    Our politics is devolving into the pathetic spectacle of liars indignantly calling out liars for lying. Rule-breakers are outraged that other rule-breakers break rules. Norms that could be violated with impunity for “social justice” can’t be violated for “nationalism.” We stick with our tribe, through thick and thin — through truth and lies.

    Our tendency toward tribalism is probably innate and unavoidable. People who think they're free from it are deluding themselves. But step one is recognizing it for what it is.

  • Also at NR, John Fund relates Obama’s Final Whopper as President. (Soon to be followed by "Obama's First Whopper as Ex-President", but let's not get ahead of ourselves.) The issue is Voter ID, Obama's attempt to link it to Jim Crow, and his claims that (1) voter fraud is negligible, and (2) no other "advanced democracy" requires ID.

    Fund observes, sensibly, that nobody knows how widespread voter fraud is, because Democrats do their darndest to thwart any efforts to measure it. But Obama's claim about Voter ID's absence in other countries? "Demonstrably false."

    All industrialized democracies — and most that are not — require voters to prove their identity before voting. Britain was a holdout, but last month it announced that persistent examples of voter fraud will require officials to see passports or other documentation from voters in areas prone to corruption.

    Also worth noting is Fund's conclusion:

    Which is precisely why it’s so disappointing to see Barack Obama use it to raise baseless fears that voter ID is a racist form of voter suppression. Even as he leaves office, the president who promised to unify us is continuing his level best to polarize and divide us.

    Obama's methods of "racial healing" will continue, in other words.

  • Also at NR, Kevin D. Williamson on "Our Unimaginative Politicians, and the Need to Stop Rewarding Them". His immediate topic is political bloviating on wealth and the economy, but his bottom line is more general.

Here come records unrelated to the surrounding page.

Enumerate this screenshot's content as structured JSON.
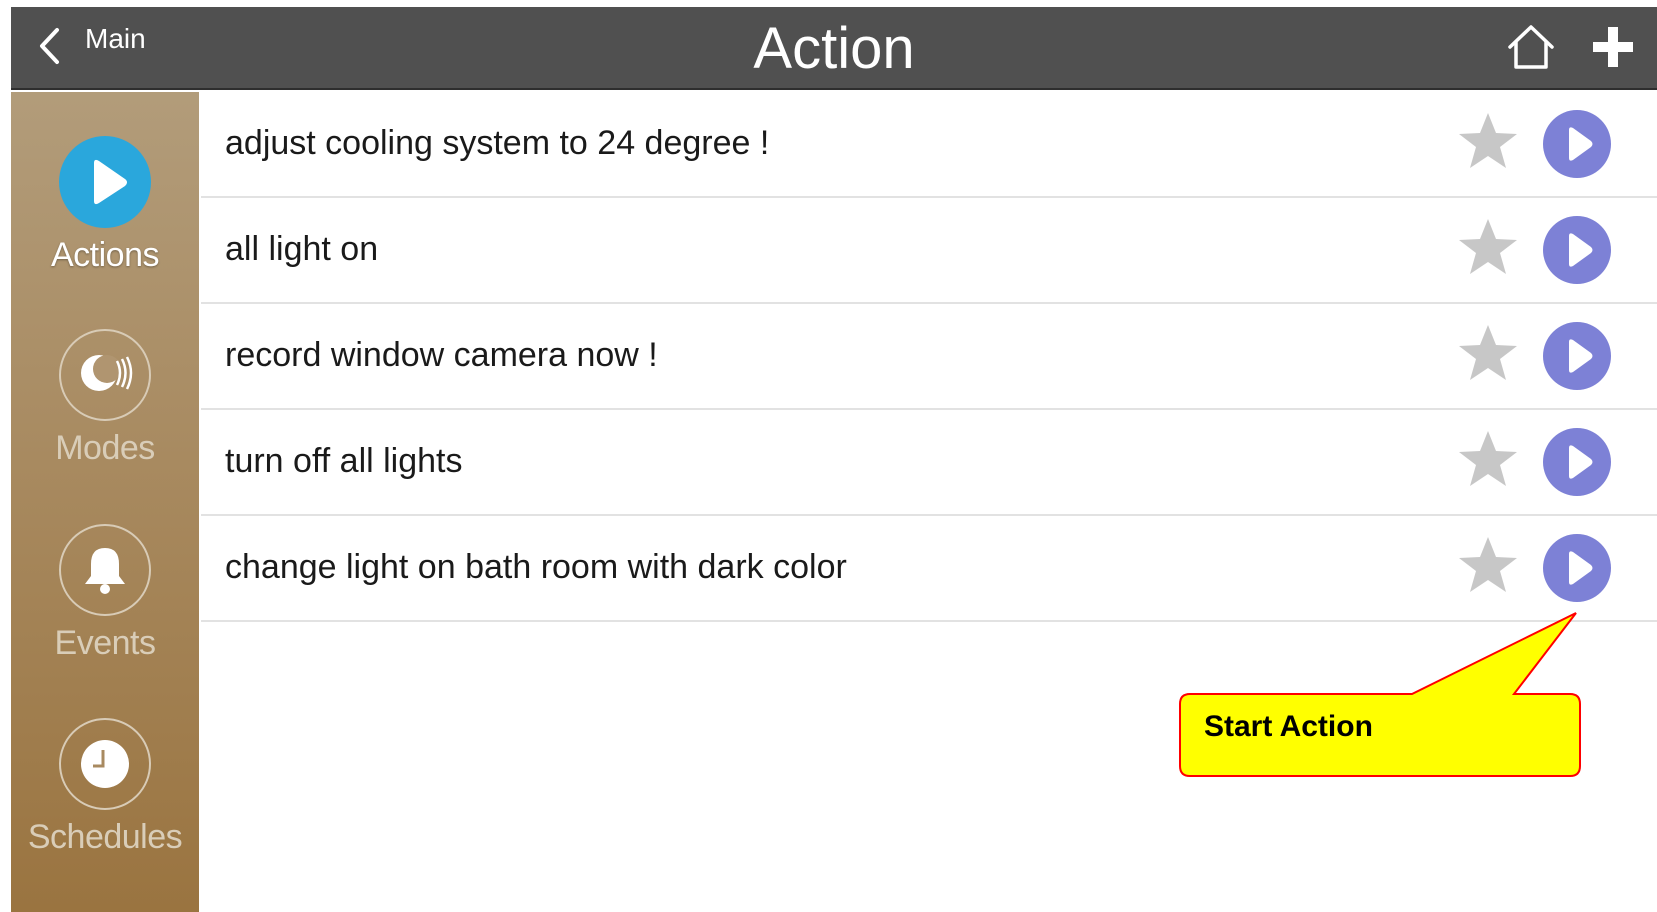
{
  "header": {
    "back_label": "Main",
    "title": "Action",
    "home_icon": "home-icon",
    "add_icon": "plus-icon",
    "background": "#505050"
  },
  "sidebar": {
    "items": [
      {
        "label": "Actions",
        "icon": "play-icon",
        "active": true
      },
      {
        "label": "Modes",
        "icon": "moon-icon",
        "active": false
      },
      {
        "label": "Events",
        "icon": "bell-icon",
        "active": false
      },
      {
        "label": "Schedules",
        "icon": "clock-icon",
        "active": false
      }
    ],
    "active_color": "#2aa7dc"
  },
  "actions": [
    {
      "label": "adjust cooling system to 24 degree !"
    },
    {
      "label": "all light on"
    },
    {
      "label": "record window camera now !"
    },
    {
      "label": "turn off all lights"
    },
    {
      "label": "change light on bath room with dark color"
    }
  ],
  "row_icons": {
    "favorite": "star-icon",
    "run": "play-circle-icon",
    "run_color": "#7d81d6"
  },
  "callout": {
    "text": "Start Action",
    "fill": "#ffff00",
    "border": "#ff0000"
  }
}
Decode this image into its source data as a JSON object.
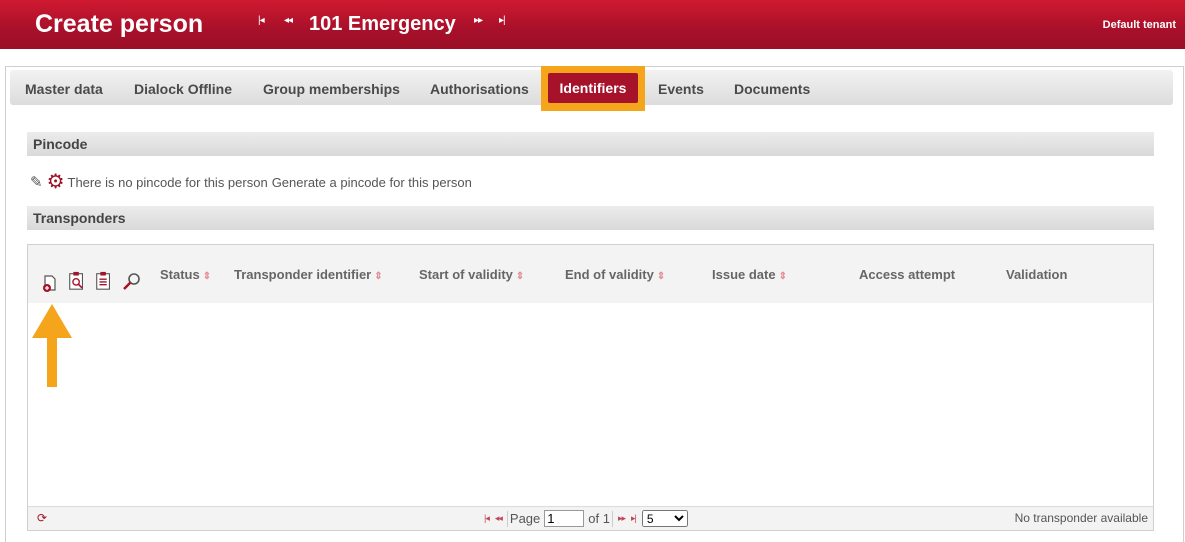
{
  "header": {
    "title": "Create person",
    "nav_first": "|◂",
    "nav_prev": "◂◂",
    "record": "101 Emergency",
    "nav_next": "▸▸",
    "nav_last": "▸|",
    "tenant": "Default tenant"
  },
  "tabs": {
    "master_data": "Master data",
    "dialock_offline": "Dialock Offline",
    "group_memberships": "Group memberships",
    "authorisations": "Authorisations",
    "identifiers": "Identifiers",
    "events": "Events",
    "documents": "Documents"
  },
  "pincode": {
    "section_title": "Pincode",
    "no_pincode_text": "There is no pincode for this person",
    "generate_link": "Generate a pincode for this person"
  },
  "transponders": {
    "section_title": "Transponders",
    "columns": {
      "status": "Status",
      "transponder_identifier": "Transponder identifier",
      "start_of_validity": "Start of validity",
      "end_of_validity": "End of validity",
      "issue_date": "Issue date",
      "access_attempt": "Access attempt",
      "validation": "Validation"
    },
    "sort_glyph": "⇕",
    "pager": {
      "first": "|◂",
      "prev": "◂◂",
      "page_label": "Page",
      "page_value": "1",
      "of_label": "of 1",
      "next": "▸▸",
      "last": "▸|",
      "page_size": "5"
    },
    "empty_text": "No transponder available"
  },
  "colors": {
    "brand": "#a5122a",
    "highlight": "#f4a51c"
  }
}
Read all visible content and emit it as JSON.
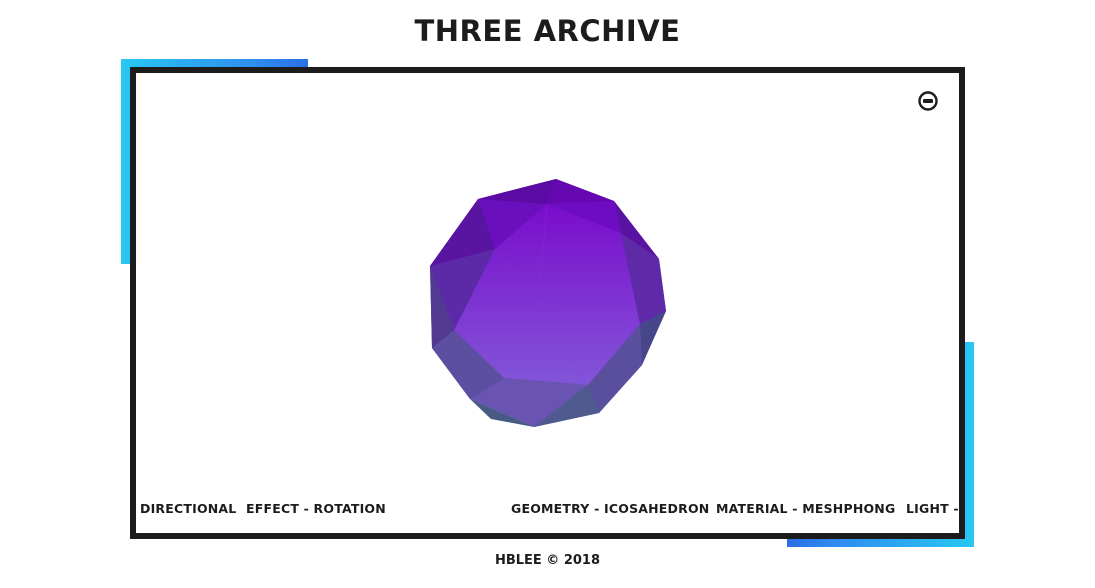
{
  "header": {
    "title": "THREE ARCHIVE"
  },
  "viewer": {
    "toggle_icon": "minus-circle-icon",
    "object_color": "#7a1fd0",
    "accent_color": "#28c8f2"
  },
  "info_bar": {
    "items": [
      "DIRECTIONAL",
      "EFFECT - ROTATION",
      "GEOMETRY - ICOSAHEDRON",
      "MATERIAL - MESHPHONG",
      "LIGHT -"
    ]
  },
  "footer": {
    "text": "HBLEE © 2018"
  }
}
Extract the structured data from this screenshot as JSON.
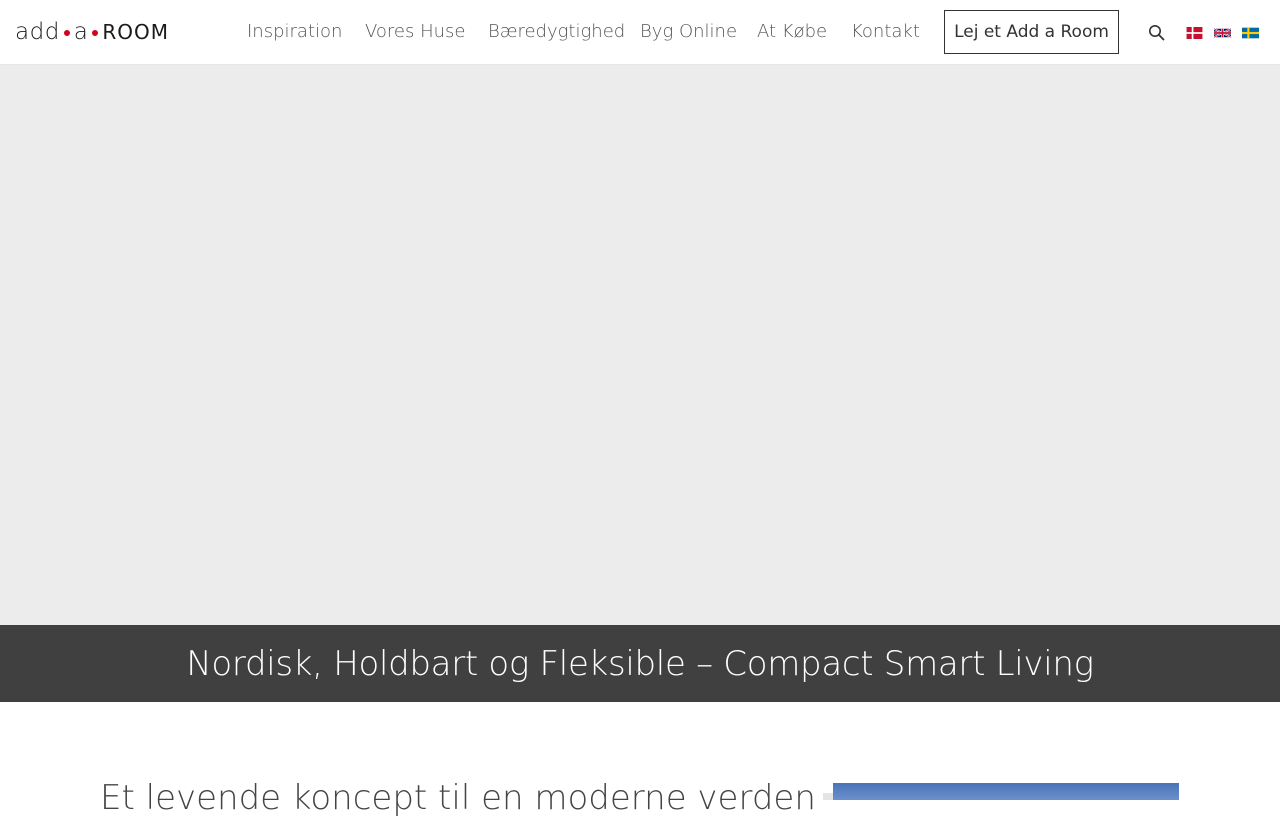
{
  "header": {
    "logo": {
      "part1": "add",
      "part2": "a",
      "part3": "ROOM",
      "accent_color": "#d6001c"
    },
    "nav": {
      "items": [
        {
          "label": "Inspiration"
        },
        {
          "label": "Vores Huse"
        },
        {
          "label": "Bæredygtighed"
        },
        {
          "label": "Byg Online"
        },
        {
          "label": "At Købe"
        },
        {
          "label": "Kontakt"
        }
      ],
      "cta_label": "Lej et Add a Room"
    },
    "icons": {
      "search": "search-icon"
    },
    "languages": [
      {
        "code": "da",
        "icon": "flag-denmark-icon"
      },
      {
        "code": "en",
        "icon": "flag-uk-icon"
      },
      {
        "code": "sv",
        "icon": "flag-sweden-icon"
      }
    ]
  },
  "hero": {
    "title": "Nordisk, Holdbart og Fleksible – Compact Smart Living",
    "band_color": "#404040",
    "media_color": "#ececec"
  },
  "content": {
    "heading": "Et levende koncept til en moderne verden"
  }
}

    We’ve just had a weekend of political rioting after progressive-leaning and Democrat-affiliated celebrities and public figures called for, among other things, a military coup d’état to overthrow the democratically elected government of the United States and the imposition of martial law. But after the hysteria dies down — and it will die down — we’ll still be back where we were before: a prosperous, stable, healthy nation with some very serious problems that need addressing, and that cannot be addressed until we learn how to speak and think about them intelligently and until we — we citizens — demand that our leaders do. And that means, among other things, that we forgo rewarding political and media figures with money and power for peddling lies and stupidity. A politician is like any other dumb animal: He’ll do what gets him fed and avoid what gets him whipped. And lament “the system” as much as you like, we citizens still control both the carrot and the stick.

  • At Patterico, "JVW" makes note of a WaPo article: "Shocking Development: Throwing Money at Troubled Schools Doesn’t Seem to Accomplish Much"

    Which most clear-eyed folks have known for decades. But this is a new data point, and it only cost $7 Billion-with-a-b to get this extra smidgen of confirmation. Quoting the WaPo:

    The money went to states to distribute to their poorest-performing schools — those with exceedingly low graduation rates, or poor math and reading test scores, or both. Individual schools could receive up to $2 million per year for three years, on the condition that they adopt one of the Obama administration’s four preferred measures: replacing the principal and at least half the teachers, converting into a charter school, closing altogether, or undergoing a “transformation,” including hiring a new principal and adopting new instructional strategies, new teacher evaluations and a longer school day.

    The Education Department did not track how the money was spent, other than to note which of the four strategies schools chose.

    Yet another thing to remember when Democrats blather about Betsy DeVos's "lack of qualifications". This is what happens when the "qualified" people have been in charge for eight years.

    Also commenting on this is Nick Gillespie, who uses it as a springboard to advocate for school choice. Video:

    Adds Gillespie: "Extra credit if you can guess what letter the asterisk is for." I got it, did you?